***** Provided information

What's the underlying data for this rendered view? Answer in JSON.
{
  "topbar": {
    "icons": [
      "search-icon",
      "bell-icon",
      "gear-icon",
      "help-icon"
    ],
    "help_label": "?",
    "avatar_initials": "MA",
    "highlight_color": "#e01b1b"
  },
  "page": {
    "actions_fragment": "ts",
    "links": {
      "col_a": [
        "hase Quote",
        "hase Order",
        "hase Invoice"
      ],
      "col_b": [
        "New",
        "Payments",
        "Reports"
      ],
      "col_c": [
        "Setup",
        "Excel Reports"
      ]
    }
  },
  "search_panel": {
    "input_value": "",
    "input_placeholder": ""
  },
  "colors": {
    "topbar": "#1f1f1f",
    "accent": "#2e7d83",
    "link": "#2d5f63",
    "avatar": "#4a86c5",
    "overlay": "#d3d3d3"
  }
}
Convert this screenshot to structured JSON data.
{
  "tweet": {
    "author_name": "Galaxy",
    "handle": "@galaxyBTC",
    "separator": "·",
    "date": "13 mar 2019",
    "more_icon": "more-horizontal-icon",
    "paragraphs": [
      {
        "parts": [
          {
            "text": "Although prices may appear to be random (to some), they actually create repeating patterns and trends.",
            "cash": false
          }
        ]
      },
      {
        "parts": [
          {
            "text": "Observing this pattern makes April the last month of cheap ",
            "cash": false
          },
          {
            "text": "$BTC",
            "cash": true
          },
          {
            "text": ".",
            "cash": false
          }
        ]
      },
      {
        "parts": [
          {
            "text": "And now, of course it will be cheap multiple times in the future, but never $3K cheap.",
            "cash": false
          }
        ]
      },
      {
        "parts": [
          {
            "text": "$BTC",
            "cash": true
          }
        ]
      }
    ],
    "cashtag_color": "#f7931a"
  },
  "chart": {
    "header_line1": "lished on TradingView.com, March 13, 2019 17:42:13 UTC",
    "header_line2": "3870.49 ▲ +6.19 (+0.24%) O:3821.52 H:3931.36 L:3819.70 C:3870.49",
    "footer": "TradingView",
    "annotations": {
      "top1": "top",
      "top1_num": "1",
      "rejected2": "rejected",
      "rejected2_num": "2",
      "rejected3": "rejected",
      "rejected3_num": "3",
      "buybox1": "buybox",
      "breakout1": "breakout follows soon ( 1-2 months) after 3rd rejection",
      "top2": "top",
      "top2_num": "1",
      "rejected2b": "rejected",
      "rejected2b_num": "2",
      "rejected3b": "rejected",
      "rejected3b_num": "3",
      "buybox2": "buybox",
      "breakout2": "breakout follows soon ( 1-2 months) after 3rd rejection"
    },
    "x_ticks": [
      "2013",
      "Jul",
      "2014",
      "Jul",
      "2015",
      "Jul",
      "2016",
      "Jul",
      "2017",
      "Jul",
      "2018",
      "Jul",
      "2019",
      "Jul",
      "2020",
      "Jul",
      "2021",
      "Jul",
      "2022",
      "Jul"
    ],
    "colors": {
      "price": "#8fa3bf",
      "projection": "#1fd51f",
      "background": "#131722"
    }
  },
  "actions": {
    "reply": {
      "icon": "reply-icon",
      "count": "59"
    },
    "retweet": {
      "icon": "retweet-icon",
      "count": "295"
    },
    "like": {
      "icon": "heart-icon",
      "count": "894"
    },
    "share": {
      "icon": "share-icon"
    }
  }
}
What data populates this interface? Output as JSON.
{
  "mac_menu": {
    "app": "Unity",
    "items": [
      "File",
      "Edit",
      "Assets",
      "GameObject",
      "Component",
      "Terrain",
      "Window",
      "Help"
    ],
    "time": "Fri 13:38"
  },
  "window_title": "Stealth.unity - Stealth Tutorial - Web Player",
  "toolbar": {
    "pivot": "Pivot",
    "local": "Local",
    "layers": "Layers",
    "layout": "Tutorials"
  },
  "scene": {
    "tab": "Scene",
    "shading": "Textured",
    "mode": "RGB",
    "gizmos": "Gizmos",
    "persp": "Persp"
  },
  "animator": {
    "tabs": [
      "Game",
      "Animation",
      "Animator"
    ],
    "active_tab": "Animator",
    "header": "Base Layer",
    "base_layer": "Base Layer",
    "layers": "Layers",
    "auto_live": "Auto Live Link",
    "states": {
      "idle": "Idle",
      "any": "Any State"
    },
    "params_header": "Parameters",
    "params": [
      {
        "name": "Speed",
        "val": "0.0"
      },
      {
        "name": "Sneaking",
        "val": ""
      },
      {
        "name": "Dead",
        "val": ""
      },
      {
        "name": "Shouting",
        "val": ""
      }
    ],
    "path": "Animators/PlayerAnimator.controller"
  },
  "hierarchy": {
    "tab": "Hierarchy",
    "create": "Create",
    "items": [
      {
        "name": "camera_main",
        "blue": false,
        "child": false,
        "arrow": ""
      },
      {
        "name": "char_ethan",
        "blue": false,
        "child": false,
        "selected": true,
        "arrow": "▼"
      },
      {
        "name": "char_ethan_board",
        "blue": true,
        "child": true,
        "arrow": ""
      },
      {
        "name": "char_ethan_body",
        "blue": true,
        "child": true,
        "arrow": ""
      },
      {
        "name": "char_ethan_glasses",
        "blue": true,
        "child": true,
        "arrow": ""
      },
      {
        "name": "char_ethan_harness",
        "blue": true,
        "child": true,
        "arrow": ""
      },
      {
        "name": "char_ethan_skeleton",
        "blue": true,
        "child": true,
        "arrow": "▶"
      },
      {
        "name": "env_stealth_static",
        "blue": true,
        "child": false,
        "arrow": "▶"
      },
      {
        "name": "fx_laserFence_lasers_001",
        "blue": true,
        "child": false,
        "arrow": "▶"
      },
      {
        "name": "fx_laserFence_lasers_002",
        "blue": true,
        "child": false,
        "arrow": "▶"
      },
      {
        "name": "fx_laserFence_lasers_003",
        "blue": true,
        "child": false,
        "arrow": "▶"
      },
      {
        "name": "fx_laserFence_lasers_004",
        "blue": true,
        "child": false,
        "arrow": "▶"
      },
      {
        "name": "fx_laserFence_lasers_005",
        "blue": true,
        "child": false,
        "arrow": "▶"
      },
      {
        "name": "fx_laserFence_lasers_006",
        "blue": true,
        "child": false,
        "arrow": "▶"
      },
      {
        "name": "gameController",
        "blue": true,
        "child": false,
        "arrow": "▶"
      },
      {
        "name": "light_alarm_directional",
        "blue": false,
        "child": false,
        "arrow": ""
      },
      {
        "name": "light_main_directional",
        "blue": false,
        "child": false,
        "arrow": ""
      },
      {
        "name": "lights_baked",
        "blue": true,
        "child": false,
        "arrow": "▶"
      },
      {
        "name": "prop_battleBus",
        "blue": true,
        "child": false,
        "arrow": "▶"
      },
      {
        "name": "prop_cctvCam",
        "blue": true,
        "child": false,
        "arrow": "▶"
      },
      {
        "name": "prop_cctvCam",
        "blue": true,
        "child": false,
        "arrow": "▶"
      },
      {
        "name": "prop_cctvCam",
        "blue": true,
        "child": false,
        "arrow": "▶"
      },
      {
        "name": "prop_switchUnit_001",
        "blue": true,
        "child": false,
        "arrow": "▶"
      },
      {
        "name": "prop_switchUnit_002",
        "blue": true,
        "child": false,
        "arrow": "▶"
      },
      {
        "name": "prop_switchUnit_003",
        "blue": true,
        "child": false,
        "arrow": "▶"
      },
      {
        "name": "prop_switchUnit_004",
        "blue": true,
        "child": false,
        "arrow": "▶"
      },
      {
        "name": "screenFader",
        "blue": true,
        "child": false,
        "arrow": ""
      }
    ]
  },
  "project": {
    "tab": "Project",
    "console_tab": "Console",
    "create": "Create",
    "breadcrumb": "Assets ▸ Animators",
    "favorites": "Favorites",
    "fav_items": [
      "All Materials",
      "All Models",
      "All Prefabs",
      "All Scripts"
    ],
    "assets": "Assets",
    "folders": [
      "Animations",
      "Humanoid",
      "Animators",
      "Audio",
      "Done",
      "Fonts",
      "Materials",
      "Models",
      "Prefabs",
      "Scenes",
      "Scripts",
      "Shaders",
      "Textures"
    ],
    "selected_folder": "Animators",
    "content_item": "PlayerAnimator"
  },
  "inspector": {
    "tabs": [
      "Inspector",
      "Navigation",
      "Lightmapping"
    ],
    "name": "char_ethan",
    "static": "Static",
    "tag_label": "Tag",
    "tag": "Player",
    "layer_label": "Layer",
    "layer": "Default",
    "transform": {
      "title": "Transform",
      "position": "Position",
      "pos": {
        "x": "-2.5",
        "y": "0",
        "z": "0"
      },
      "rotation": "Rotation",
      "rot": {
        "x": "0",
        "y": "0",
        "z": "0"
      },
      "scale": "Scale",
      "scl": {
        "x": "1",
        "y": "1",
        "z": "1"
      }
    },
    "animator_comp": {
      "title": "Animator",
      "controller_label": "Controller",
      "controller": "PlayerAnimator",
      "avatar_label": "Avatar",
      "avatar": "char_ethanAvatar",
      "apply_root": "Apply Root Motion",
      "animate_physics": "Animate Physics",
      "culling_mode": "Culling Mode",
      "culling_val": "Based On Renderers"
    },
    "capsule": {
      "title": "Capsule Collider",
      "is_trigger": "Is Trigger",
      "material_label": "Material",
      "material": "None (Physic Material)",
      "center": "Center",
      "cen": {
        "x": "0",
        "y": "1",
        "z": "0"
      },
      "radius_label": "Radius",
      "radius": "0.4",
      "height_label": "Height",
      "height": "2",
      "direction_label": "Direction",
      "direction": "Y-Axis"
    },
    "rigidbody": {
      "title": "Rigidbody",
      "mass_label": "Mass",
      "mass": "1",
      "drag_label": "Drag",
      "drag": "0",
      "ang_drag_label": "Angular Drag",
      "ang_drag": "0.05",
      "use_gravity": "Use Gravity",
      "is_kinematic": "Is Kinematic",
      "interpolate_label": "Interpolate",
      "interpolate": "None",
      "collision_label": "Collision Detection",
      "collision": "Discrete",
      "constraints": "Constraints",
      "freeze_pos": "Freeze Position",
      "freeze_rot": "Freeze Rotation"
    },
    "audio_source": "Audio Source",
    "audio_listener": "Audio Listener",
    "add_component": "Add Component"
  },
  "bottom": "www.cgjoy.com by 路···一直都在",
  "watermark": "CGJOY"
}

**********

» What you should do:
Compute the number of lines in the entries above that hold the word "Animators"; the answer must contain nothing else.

» Exercise response:
4